Record excerpts Block Start

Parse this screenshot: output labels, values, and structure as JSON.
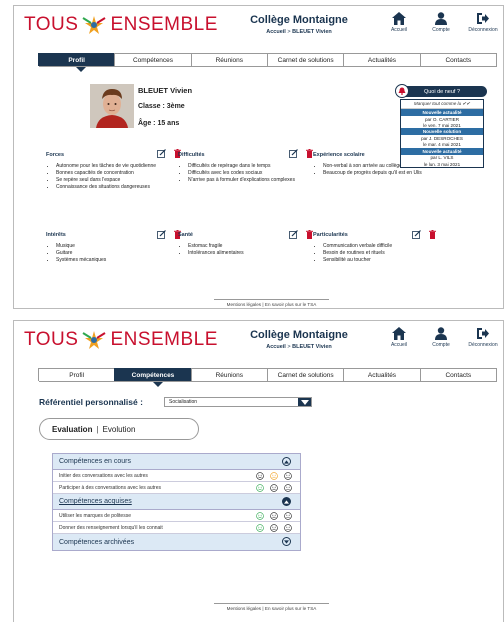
{
  "brand": {
    "left": "TOUS",
    "right": "ENSEMBLE",
    "color": "#c8102e"
  },
  "school": {
    "name": "Collège Montaigne",
    "crumb_home": "Accueil",
    "crumb_sep": " > ",
    "crumb_current": "BLEUET Vivien"
  },
  "topnav": {
    "home": "Accueil",
    "account": "Compte",
    "logout": "Déconnexion"
  },
  "tabs": [
    "Profil",
    "Compétences",
    "Réunions",
    "Carnet de solutions",
    "Actualités",
    "Contacts"
  ],
  "colors": {
    "navy": "#1b3550",
    "accent_blue": "#2d6da3",
    "danger": "#c8102e",
    "smile_green": "#2fa84f",
    "smile_orange": "#f0a020"
  },
  "profile": {
    "name": "BLEUET Vivien",
    "class": "Classe : 3ème",
    "age": "Âge : 15 ans"
  },
  "news": {
    "button": "Quoi de neuf ?",
    "mark_all": "Marquer tout comme lu",
    "items": [
      {
        "head": "Nouvelle actualité",
        "by": "par O. CARTIER",
        "date": "le ven. 7 mai 2021"
      },
      {
        "head": "Nouvelle solution",
        "by": "par J. DESROCHES",
        "date": "le mar. 4 mai 2021"
      },
      {
        "head": "Nouvelle actualité",
        "by": "par L. VILS",
        "date": "le lun. 3 mai 2021"
      }
    ]
  },
  "sections": {
    "forces": {
      "title": "Forces",
      "items": [
        "Autonome pour les tâches de vie quotidienne",
        "Bonnes capacités de concentration",
        "Se repère seul dans l'espace",
        "Connaissance des situations dangereuses"
      ]
    },
    "difficultes": {
      "title": "Difficultés",
      "items": [
        "Difficultés de repérage dans le temps",
        "Difficultés avec les codes sociaux",
        "N'arrive pas à formuler d'explications complexes"
      ]
    },
    "experience": {
      "title": "Expérience scolaire",
      "items": [
        "Non-verbal à son arrivée au collège en 2019",
        "Beaucoup de progrès depuis qu'il est en Ulis"
      ]
    },
    "interets": {
      "title": "Intérêts",
      "items": [
        "Musique",
        "Guitare",
        "Systèmes mécaniques"
      ]
    },
    "sante": {
      "title": "Santé",
      "items": [
        "Estomac fragile",
        "Intolérances alimentaires"
      ]
    },
    "particularites": {
      "title": "Particularités",
      "items": [
        "Communication verbale difficile",
        "Besoin de routines et rituels",
        "Sensibilité au toucher"
      ]
    }
  },
  "footer": {
    "legal": "Mentions légales",
    "sep": "|",
    "more": "En savoir plus sur le TSA"
  },
  "competences": {
    "ref_label": "Référentiel personnalisé :",
    "ref_value": "Socialisation",
    "view_eval": "Evaluation",
    "view_sep": "|",
    "view_evo": "Evolution",
    "groups": [
      {
        "title": "Compétences en cours",
        "rows": [
          {
            "label": "Initier des conversations avec les autres",
            "state": "neutral"
          },
          {
            "label": "Participer à des conversations avec les autres",
            "state": "happy"
          }
        ]
      },
      {
        "title": "Compétences acquises",
        "rows": [
          {
            "label": "Utiliser les marques de politesse",
            "state": "happy"
          },
          {
            "label": "Donner des renseignement lorsqu'il les connait",
            "state": "happy"
          }
        ]
      },
      {
        "title": "Compétences archivées",
        "rows": []
      }
    ]
  }
}
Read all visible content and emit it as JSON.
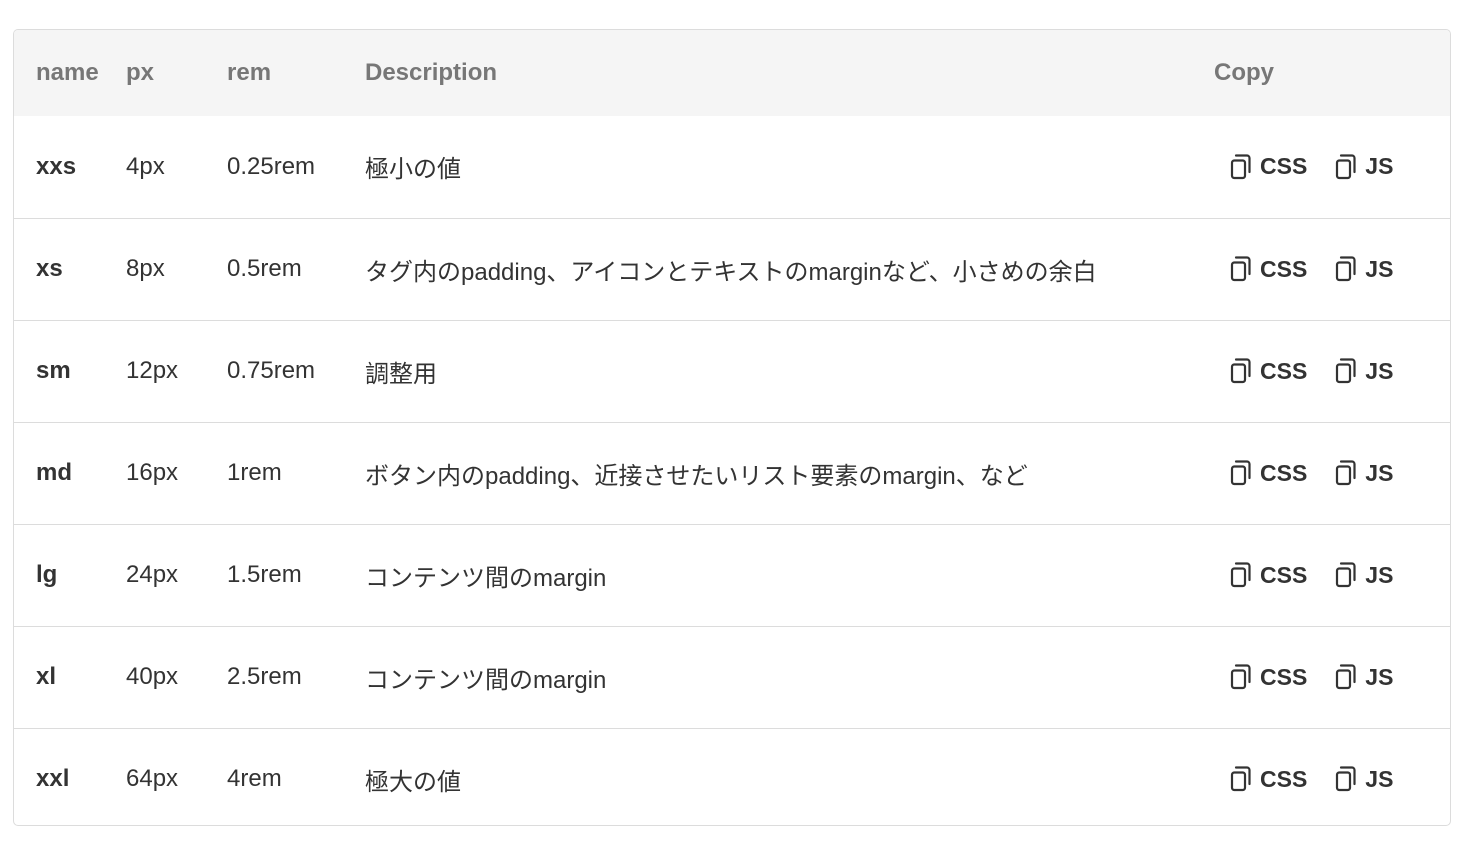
{
  "header": {
    "name": "name",
    "px": "px",
    "rem": "rem",
    "description": "Description",
    "copy": "Copy"
  },
  "copy_labels": {
    "css": "CSS",
    "js": "JS"
  },
  "rows": [
    {
      "name": "xxs",
      "px": "4px",
      "rem": "0.25rem",
      "description": "極小の値"
    },
    {
      "name": "xs",
      "px": "8px",
      "rem": "0.5rem",
      "description": "タグ内のpadding、アイコンとテキストのmarginなど、小さめの余白"
    },
    {
      "name": "sm",
      "px": "12px",
      "rem": "0.75rem",
      "description": "調整用"
    },
    {
      "name": "md",
      "px": "16px",
      "rem": "1rem",
      "description": "ボタン内のpadding、近接させたいリスト要素のmargin、など"
    },
    {
      "name": "lg",
      "px": "24px",
      "rem": "1.5rem",
      "description": "コンテンツ間のmargin"
    },
    {
      "name": "xl",
      "px": "40px",
      "rem": "2.5rem",
      "description": "コンテンツ間のmargin"
    },
    {
      "name": "xxl",
      "px": "64px",
      "rem": "4rem",
      "description": "極大の値"
    }
  ]
}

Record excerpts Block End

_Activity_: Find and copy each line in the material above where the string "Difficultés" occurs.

_Solution to this task_:
      "title": "Difficultés",
        "Difficultés de repérage dans le temps",
        "Difficultés avec les codes sociaux",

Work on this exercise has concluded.